ACI Housebill eManifest for Freight Forwarders
Secondary data such as bill of lading or house-level bill of lading refer to contracts of carriage, receipts or documents issued by the carrier once the goods have been loaded into the conveyance. House bill information details the type and quantity of goods as well as the destination. The house bill also requires the carrier to deliver cargo to the recipient and transfer the title of goods to the consignee. ACI housebill eManifest is often used as proof of shipment for customs officers and for insurance purposes.
The number of ACI housebill eManifest transmissions varies depending on the scenario. One transmission is required per single contract of carriage or bill of lading. For example, a freight forwarder picking up cargo from one shipper and delivering to one recipient in Canada must submit one Cargo Control Number (CCN), one PARS and one bill of lading. On the other hand, a freight forwarder picking up merchandise from two or more shippers and delivering to multiple consignees must submit multiple CCNS, PARS and bills of lading.

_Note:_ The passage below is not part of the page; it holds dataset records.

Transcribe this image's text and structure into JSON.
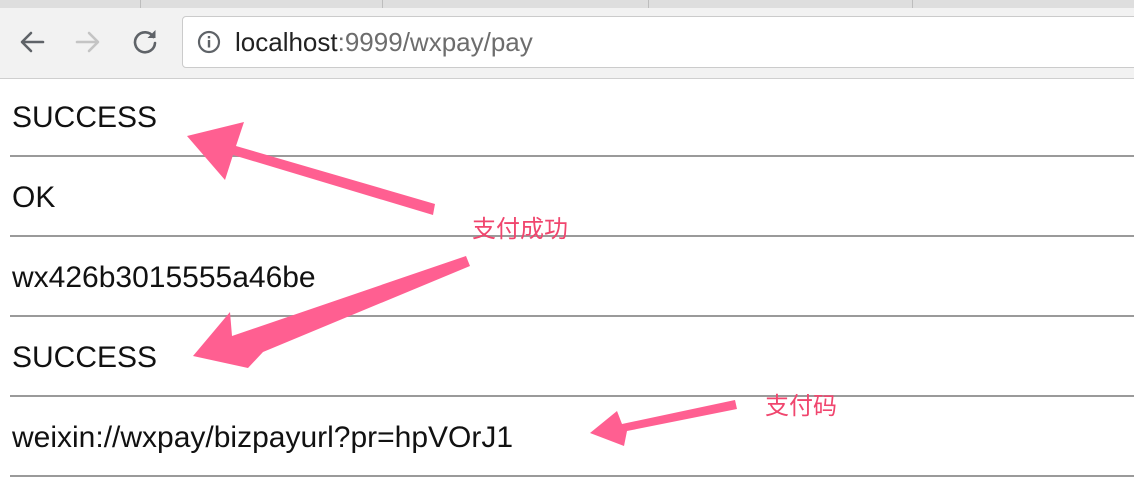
{
  "browser": {
    "url_host": "localhost",
    "url_rest": ":9999/wxpay/pay",
    "icons": {
      "back": "arrow-left-icon",
      "forward": "arrow-right-icon",
      "reload": "reload-icon",
      "site_info": "info-circle-icon"
    }
  },
  "page": {
    "rows": [
      "SUCCESS",
      "OK",
      "wx426b3015555a46be",
      "SUCCESS",
      "weixin://wxpay/bizpayurl?pr=hpVOrJ1"
    ]
  },
  "annotations": {
    "payment_success": "支付成功",
    "payment_code": "支付码",
    "color": "#ff5f91"
  }
}
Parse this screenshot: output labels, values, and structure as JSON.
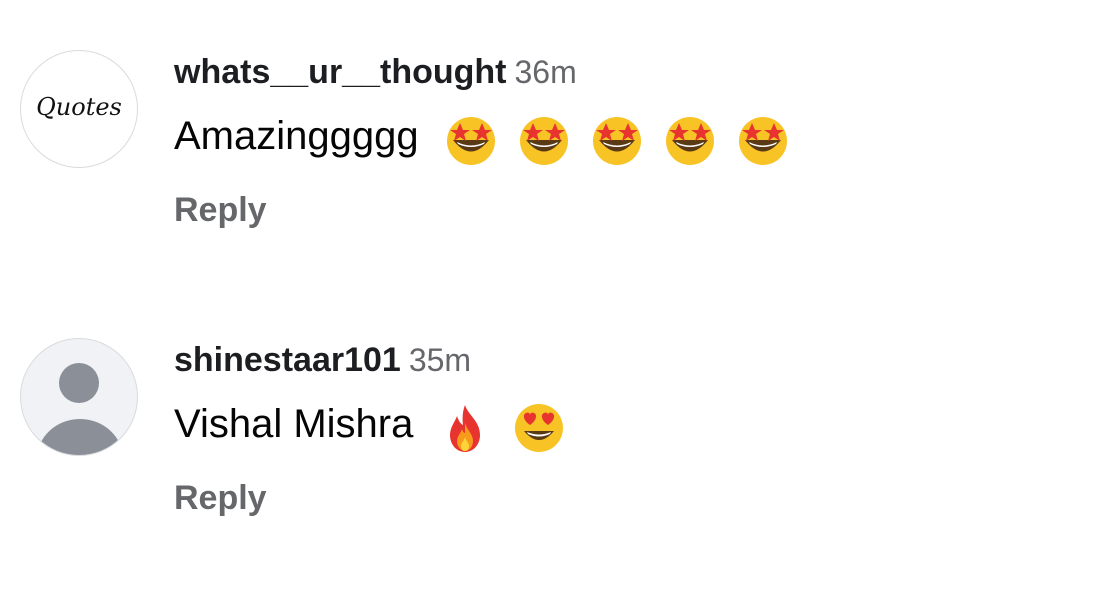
{
  "comments": [
    {
      "avatar": {
        "type": "logo",
        "text": "Quotes"
      },
      "username": "whats__ur__thought",
      "time": "36m",
      "text": "Amazinggggg",
      "emojis": [
        "star-struck-icon",
        "star-struck-icon",
        "star-struck-icon",
        "star-struck-icon",
        "star-struck-icon"
      ],
      "reply_label": "Reply"
    },
    {
      "avatar": {
        "type": "default"
      },
      "username": "shinestaar101",
      "time": "35m",
      "text": "Vishal Mishra",
      "emojis": [
        "fire-icon",
        "heart-eyes-icon"
      ],
      "reply_label": "Reply"
    }
  ],
  "colors": {
    "username": "#1c1e21",
    "muted": "#65676b",
    "avatar_placeholder": "#8a8f98",
    "avatar_bg": "#f0f2f5",
    "emoji_yellow": "#f7c325",
    "emoji_red": "#e8342f"
  }
}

It can be complicated and time-consuming for carriers handling large volumes of deliveries to send eManifests in a timely manner. An alternative to self-filing is Canada eManifest filing through a third party service provider. Service providers are up-to-date on the latest regulations and ensure that cargo reach their destinations without delay.